**Data for this exercise:**
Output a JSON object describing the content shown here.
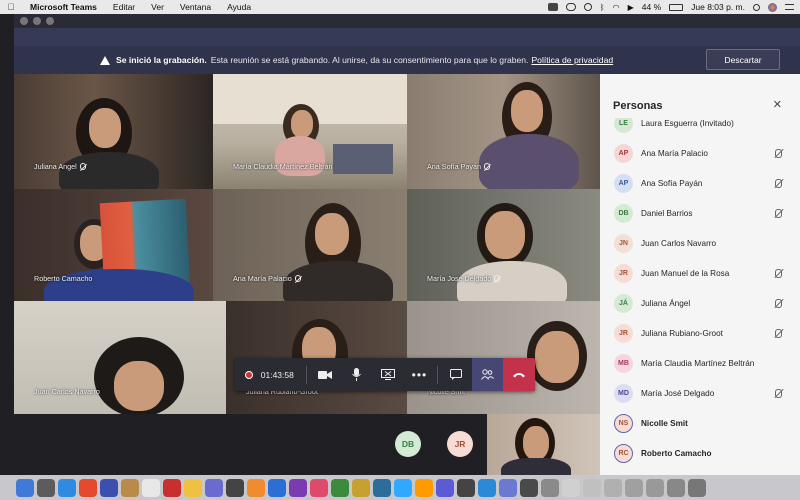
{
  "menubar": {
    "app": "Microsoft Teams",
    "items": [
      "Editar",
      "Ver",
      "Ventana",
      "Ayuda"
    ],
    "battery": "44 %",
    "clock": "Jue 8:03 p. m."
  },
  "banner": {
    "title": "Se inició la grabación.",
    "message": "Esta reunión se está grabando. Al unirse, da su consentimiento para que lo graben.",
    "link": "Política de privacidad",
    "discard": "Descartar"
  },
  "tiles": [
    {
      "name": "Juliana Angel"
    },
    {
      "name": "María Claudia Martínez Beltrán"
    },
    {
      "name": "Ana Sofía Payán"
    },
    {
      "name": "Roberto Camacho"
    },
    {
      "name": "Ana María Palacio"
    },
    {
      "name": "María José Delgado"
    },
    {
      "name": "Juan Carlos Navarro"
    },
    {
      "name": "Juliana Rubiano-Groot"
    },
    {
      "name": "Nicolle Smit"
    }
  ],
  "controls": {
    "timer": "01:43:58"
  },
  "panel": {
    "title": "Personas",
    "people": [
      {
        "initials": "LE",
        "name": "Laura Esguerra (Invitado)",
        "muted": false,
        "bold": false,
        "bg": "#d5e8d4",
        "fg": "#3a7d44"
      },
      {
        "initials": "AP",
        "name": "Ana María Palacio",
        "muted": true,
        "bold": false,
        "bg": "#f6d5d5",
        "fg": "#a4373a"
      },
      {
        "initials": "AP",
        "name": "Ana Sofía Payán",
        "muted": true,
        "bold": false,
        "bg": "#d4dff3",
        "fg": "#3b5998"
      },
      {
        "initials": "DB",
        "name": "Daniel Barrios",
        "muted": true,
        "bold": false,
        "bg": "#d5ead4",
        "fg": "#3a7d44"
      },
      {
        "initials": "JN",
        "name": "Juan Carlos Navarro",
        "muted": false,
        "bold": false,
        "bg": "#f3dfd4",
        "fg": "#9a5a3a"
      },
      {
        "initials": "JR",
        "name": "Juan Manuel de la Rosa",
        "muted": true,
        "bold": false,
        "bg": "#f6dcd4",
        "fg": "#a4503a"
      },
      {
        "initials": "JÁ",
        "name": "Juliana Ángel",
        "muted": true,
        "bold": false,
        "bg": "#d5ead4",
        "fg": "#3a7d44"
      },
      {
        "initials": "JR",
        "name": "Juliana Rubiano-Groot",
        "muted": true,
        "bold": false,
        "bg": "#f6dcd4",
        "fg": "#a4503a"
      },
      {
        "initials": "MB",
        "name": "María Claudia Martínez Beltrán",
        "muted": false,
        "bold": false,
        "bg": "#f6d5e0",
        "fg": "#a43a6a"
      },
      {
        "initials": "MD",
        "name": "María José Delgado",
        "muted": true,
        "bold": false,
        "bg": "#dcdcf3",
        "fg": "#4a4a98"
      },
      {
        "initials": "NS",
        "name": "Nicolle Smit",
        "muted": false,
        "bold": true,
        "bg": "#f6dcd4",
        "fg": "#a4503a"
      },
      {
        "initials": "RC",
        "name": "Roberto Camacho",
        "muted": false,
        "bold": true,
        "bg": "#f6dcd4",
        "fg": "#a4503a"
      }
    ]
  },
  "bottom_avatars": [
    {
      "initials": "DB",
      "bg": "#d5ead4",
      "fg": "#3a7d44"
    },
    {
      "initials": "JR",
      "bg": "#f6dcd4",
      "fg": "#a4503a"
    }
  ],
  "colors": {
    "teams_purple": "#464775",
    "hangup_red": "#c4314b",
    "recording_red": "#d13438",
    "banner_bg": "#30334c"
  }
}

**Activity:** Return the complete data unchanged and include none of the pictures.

**Solution to this task:**
Output a JSON object describing the content shown here.
{
  "menubar": {
    "app": "Microsoft Teams",
    "items": [
      "Editar",
      "Ver",
      "Ventana",
      "Ayuda"
    ],
    "battery": "44 %",
    "clock": "Jue 8:03 p. m."
  },
  "banner": {
    "title": "Se inició la grabación.",
    "message": "Esta reunión se está grabando. Al unirse, da su consentimiento para que lo graben.",
    "link": "Política de privacidad",
    "discard": "Descartar"
  },
  "tiles": [
    {
      "name": "Juliana Angel"
    },
    {
      "name": "María Claudia Martínez Beltrán"
    },
    {
      "name": "Ana Sofía Payán"
    },
    {
      "name": "Roberto Camacho"
    },
    {
      "name": "Ana María Palacio"
    },
    {
      "name": "María José Delgado"
    },
    {
      "name": "Juan Carlos Navarro"
    },
    {
      "name": "Juliana Rubiano-Groot"
    },
    {
      "name": "Nicolle Smit"
    }
  ],
  "controls": {
    "timer": "01:43:58"
  },
  "panel": {
    "title": "Personas",
    "people": [
      {
        "initials": "LE",
        "name": "Laura Esguerra (Invitado)",
        "muted": false,
        "bold": false,
        "bg": "#d5e8d4",
        "fg": "#3a7d44"
      },
      {
        "initials": "AP",
        "name": "Ana María Palacio",
        "muted": true,
        "bold": false,
        "bg": "#f6d5d5",
        "fg": "#a4373a"
      },
      {
        "initials": "AP",
        "name": "Ana Sofía Payán",
        "muted": true,
        "bold": false,
        "bg": "#d4dff3",
        "fg": "#3b5998"
      },
      {
        "initials": "DB",
        "name": "Daniel Barrios",
        "muted": true,
        "bold": false,
        "bg": "#d5ead4",
        "fg": "#3a7d44"
      },
      {
        "initials": "JN",
        "name": "Juan Carlos Navarro",
        "muted": false,
        "bold": false,
        "bg": "#f3dfd4",
        "fg": "#9a5a3a"
      },
      {
        "initials": "JR",
        "name": "Juan Manuel de la Rosa",
        "muted": true,
        "bold": false,
        "bg": "#f6dcd4",
        "fg": "#a4503a"
      },
      {
        "initials": "JÁ",
        "name": "Juliana Ángel",
        "muted": true,
        "bold": false,
        "bg": "#d5ead4",
        "fg": "#3a7d44"
      },
      {
        "initials": "JR",
        "name": "Juliana Rubiano-Groot",
        "muted": true,
        "bold": false,
        "bg": "#f6dcd4",
        "fg": "#a4503a"
      },
      {
        "initials": "MB",
        "name": "María Claudia Martínez Beltrán",
        "muted": false,
        "bold": false,
        "bg": "#f6d5e0",
        "fg": "#a43a6a"
      },
      {
        "initials": "MD",
        "name": "María José Delgado",
        "muted": true,
        "bold": false,
        "bg": "#dcdcf3",
        "fg": "#4a4a98"
      },
      {
        "initials": "NS",
        "name": "Nicolle Smit",
        "muted": false,
        "bold": true,
        "bg": "#f6dcd4",
        "fg": "#a4503a"
      },
      {
        "initials": "RC",
        "name": "Roberto Camacho",
        "muted": false,
        "bold": true,
        "bg": "#f6dcd4",
        "fg": "#a4503a"
      }
    ]
  },
  "bottom_avatars": [
    {
      "initials": "DB",
      "bg": "#d5ead4",
      "fg": "#3a7d44"
    },
    {
      "initials": "JR",
      "bg": "#f6dcd4",
      "fg": "#a4503a"
    }
  ],
  "colors": {
    "teams_purple": "#464775",
    "hangup_red": "#c4314b",
    "recording_red": "#d13438",
    "banner_bg": "#30334c"
  }
}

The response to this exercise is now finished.